Silverman, Villa legal saga continues

Councilwoman mulls appeal; developer alleges defamation


Glen Cove City Councilwoman Marsha Silverman and her wife, Roni Epstein, have filed a notice to appeal an Oct. 4, 2017, order by the Nassau County Supreme Court dismissing their lawsuit against Livingston Development Corp., the city, the Glen Cove Planning Board and others over Livingston’s Villa project. People familiar with the case say that a deadline to perfect the appeal is fast approaching.

The couple declined to elaborate on the status of the litigation, nor would they say whether they intended to move forward ahead of the deadline.

Livingston — which did not reply to several requests for comment — agreed in April 2016 to reimburse the city’s legal fees associated with the case.

The Villa at Glen Cove is being developed on about four acres of blighted property along Craft and Ralph Young avenues. It will comprise 176 condominium units in six 2½- to four-story buildings, with 16 units of affordable housing.

In their suit, Silverman and Epstein claimed, among other arguments, that the city did not take the necessary “hard look” at the environmental impact of the development. If it had, the suit alleges, it would have found soil contamination that would have triggered more thorough studies.

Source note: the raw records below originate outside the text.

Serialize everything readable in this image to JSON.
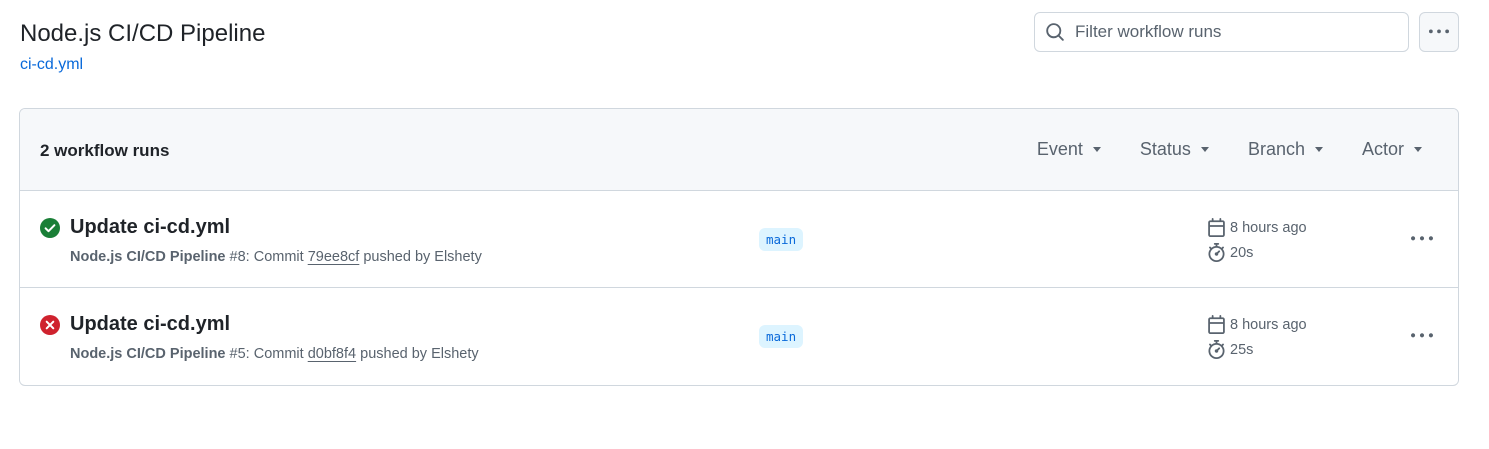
{
  "header": {
    "title": "Node.js CI/CD Pipeline",
    "workflow_file": "ci-cd.yml"
  },
  "search": {
    "placeholder": "Filter workflow runs"
  },
  "panel": {
    "runs_count": "2 workflow runs",
    "filters": [
      "Event",
      "Status",
      "Branch",
      "Actor"
    ]
  },
  "runs": [
    {
      "status": "success",
      "title": "Update ci-cd.yml",
      "workflow_name": "Node.js CI/CD Pipeline",
      "run_number": "#8",
      "commit_label": ": Commit",
      "sha": "79ee8cf",
      "pushed_by": "pushed by Elshety",
      "branch": "main",
      "time_ago": "8 hours ago",
      "duration": "20s"
    },
    {
      "status": "failure",
      "title": "Update ci-cd.yml",
      "workflow_name": "Node.js CI/CD Pipeline",
      "run_number": "#5",
      "commit_label": ": Commit",
      "sha": "d0bf8f4",
      "pushed_by": "pushed by Elshety",
      "branch": "main",
      "time_ago": "8 hours ago",
      "duration": "25s"
    }
  ],
  "icons": {
    "search": "search-icon",
    "kebab": "kebab-horizontal-icon",
    "success": "check-circle-fill-icon",
    "failure": "x-circle-fill-icon",
    "calendar": "calendar-icon",
    "stopwatch": "stopwatch-icon"
  },
  "colors": {
    "success": "#1a7f37",
    "failure": "#cf222e",
    "link": "#0969da",
    "branch_bg": "#ddf4ff",
    "muted": "#59636e"
  }
}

The day before Judge George Peck dismissed the case, and about a month before the 2017 election in which Silverman won a seat on the City Council, Livingston filed a defamation lawsuit against Silverman and Epstein, claiming that the couple moved into their home adjacent to the Villa property in 2011 — years after zoning changes and environmental studies were completed — with the specific goal of launching Silverman’s political career by sabotaging the development.

“If we had known about the plans for the Villa, we absolutely would not have moved in,” Epstein said. She noted that while shopping around for homes, she had checked the city’s zoning map, which is posted online. At the time, according to a log of updates included with the map, it did not reflect the changes that allowed the development to proceed until two years after the couple moved in.

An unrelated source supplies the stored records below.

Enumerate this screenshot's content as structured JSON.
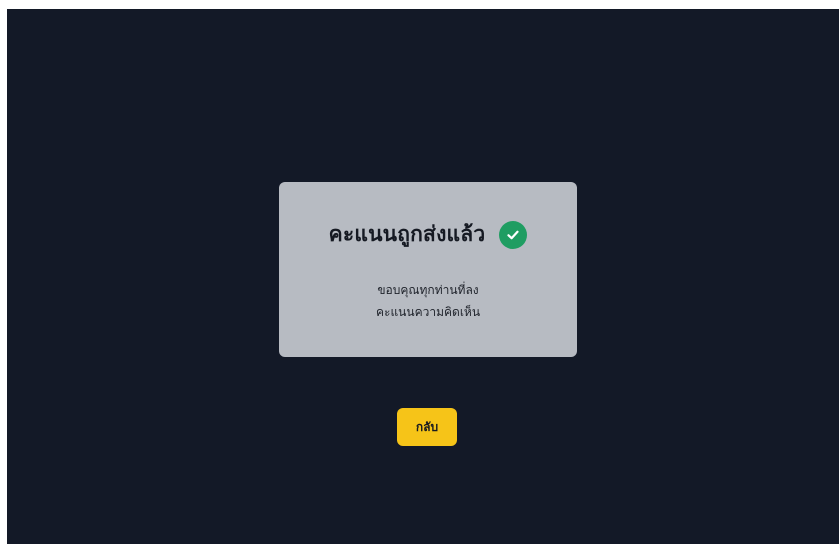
{
  "dialog": {
    "title": "คะแนนถูกส่งแล้ว",
    "status_icon": "check-circle-icon",
    "message_line1": "ขอบคุณทุกท่านที่ลง",
    "message_line2": "คะแนนความคิดเห็น"
  },
  "actions": {
    "back_label": "กลับ"
  },
  "colors": {
    "background": "#131927",
    "card": "#b7bbc2",
    "success": "#1f9d62",
    "button": "#f6c418"
  }
}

Former Glen Cove Mayor Reginald Spinello — whose letter to the editor in last week’s Herald Gazette blasted Silverman for misrepresenting his administration — said that in his opinion, the lawsuit against Livingston was “absolutely politically motivated,” an attempt to tap into a segment of the Glen Cove electorate that resists change.

“There are many passionate people in Glen Cove who unfortunately say no before they get all the facts,” Spinello said, adding that he believed Silverman “interprets the facts to her own benefit and doesn’t want to know what the reality of the situation is.”

Spinello said he supported the Livingston project, and added that even though it began under a Democratic administration — Ralph Suozzi’s — “nobody wanted to figure out how to pay for it, but I got it done at no cost to the taxpayers.”

As for the litigation, Spinello said, “The lawsuit speaks for itself. It has nothing to do with me.”

Livingston’s defamation case cites numerous posts that Epstein and Silverman had made on various Facebook pages, which, it said included “blatant factual misrepresentations” about the Villa project and “personal lies and attacks” against the company’s owner, Daniel Livingston.

In a legal filing responding to those allegations, Silverman and Epstein claimed that any developer that needs to seek public approvals for its projects “should expect and accept that its conduct and proposals would be subject to scrutiny and critique.”

In September 2016, the court barred Livingston from continuing work on the Villa while the case progressed. Almost a year later, the developer asked the court to force Epstein and Silverman to pay it over $11 million to cover the financial costs it sustained while its work was halted.

— Danielle Agoglia contributed to this story.